_Work to be completed_
Retype the entries below exactly, dropping the images.

(Data about app and page elements)
────────────────
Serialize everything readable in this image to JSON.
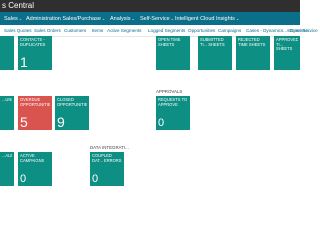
{
  "app": {
    "title": "s Central"
  },
  "menu": [
    {
      "label": "Sales",
      "caret": "⌄"
    },
    {
      "label": "Administration Sales/Purchase",
      "caret": "⌄"
    },
    {
      "label": "Analysis",
      "caret": "⌄"
    },
    {
      "label": "Self-Service",
      "caret": "⌄"
    },
    {
      "label": "Intelligent Cloud Insights",
      "caret": "⌄"
    }
  ],
  "subnav": [
    "Sales Quotes",
    "Sales Orders",
    "Customers",
    "Items",
    "Active Segments",
    "Logged Segments",
    "Opportunities",
    "Campaigns",
    "Cases - Dynamics...stomer Service",
    "Dynamic..."
  ],
  "tiles": {
    "t1": {
      "label": "",
      "value": ""
    },
    "contacts_duplicates": {
      "label": "CONTACTS - DUPLICATES",
      "value": "1"
    },
    "open_time_sheets": {
      "label": "OPEN TIME SHEETS",
      "value": ""
    },
    "submitted_time_sheets": {
      "label": "SUBMITTED TI... SHEETS",
      "value": ""
    },
    "rejected_time_sheets": {
      "label": "REJECTED TIME SHEETS",
      "value": ""
    },
    "approved_time_sheets": {
      "label": "APPROVED TI... SHEETS",
      "value": ""
    },
    "opportunities_left": {
      "label": "...UNITIE...",
      "value": ""
    },
    "overdue_opportunities": {
      "label": "OVERDUE OPPORTUNITIES",
      "value": "5"
    },
    "closed_opportunities": {
      "label": "CLOSED OPPORTUNITIES",
      "value": "9"
    },
    "requests_to_approve": {
      "label": "REQUESTS TO APPROVE",
      "value": "0"
    },
    "sales_left": {
      "label": "...ALES...",
      "value": ""
    },
    "active_campaigns": {
      "label": "ACTIVE CAMPAIGNS",
      "value": "0"
    },
    "coupled_data_errors": {
      "label": "COUPLED DAT... ERRORS",
      "value": "0"
    }
  },
  "sections": {
    "approvals": "APPROVALS",
    "data_integration": "DATA INTEGRATI..."
  }
}
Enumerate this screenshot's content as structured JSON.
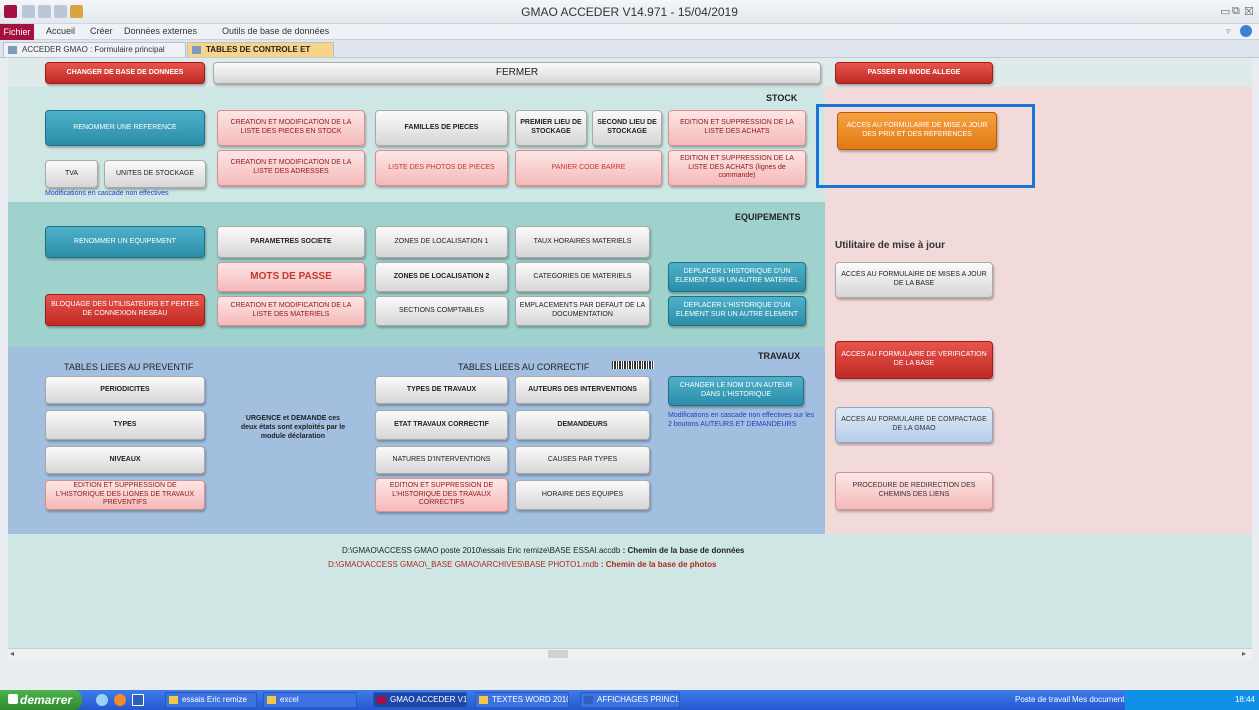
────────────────
_Written solution_
Serialize everything readable in this image to JSON.
{
  "app": {
    "title": "s Central"
  },
  "menu": [
    {
      "label": "Sales",
      "caret": "⌄"
    },
    {
      "label": "Administration Sales/Purchase",
      "caret": "⌄"
    },
    {
      "label": "Analysis",
      "caret": "⌄"
    },
    {
      "label": "Self-Service",
      "caret": "⌄"
    },
    {
      "label": "Intelligent Cloud Insights",
      "caret": "⌄"
    }
  ],
  "subnav": [
    "Sales Quotes",
    "Sales Orders",
    "Customers",
    "Items",
    "Active Segments",
    "Logged Segments",
    "Opportunities",
    "Campaigns",
    "Cases - Dynamics...stomer Service",
    "Dynamic..."
  ],
  "tiles": {
    "t1": {
      "label": "",
      "value": ""
    },
    "contacts_duplicates": {
      "label": "CONTACTS - DUPLICATES",
      "value": "1"
    },
    "open_time_sheets": {
      "label": "OPEN TIME SHEETS",
      "value": ""
    },
    "submitted_time_sheets": {
      "label": "SUBMITTED TI... SHEETS",
      "value": ""
    },
    "rejected_time_sheets": {
      "label": "REJECTED TIME SHEETS",
      "value": ""
    },
    "approved_time_sheets": {
      "label": "APPROVED TI... SHEETS",
      "value": ""
    },
    "opportunities_left": {
      "label": "...UNITIE...",
      "value": ""
    },
    "overdue_opportunities": {
      "label": "OVERDUE OPPORTUNITIES",
      "value": "5"
    },
    "closed_opportunities": {
      "label": "CLOSED OPPORTUNITIES",
      "value": "9"
    },
    "requests_to_approve": {
      "label": "REQUESTS TO APPROVE",
      "value": "0"
    },
    "sales_left": {
      "label": "...ALES...",
      "value": ""
    },
    "active_campaigns": {
      "label": "ACTIVE CAMPAIGNS",
      "value": "0"
    },
    "coupled_data_errors": {
      "label": "COUPLED DAT... ERRORS",
      "value": "0"
    }
  },
  "sections": {
    "approvals": "APPROVALS",
    "data_integration": "DATA INTEGRATI..."
  }
}
Enumerate this screenshot's content as structured JSON.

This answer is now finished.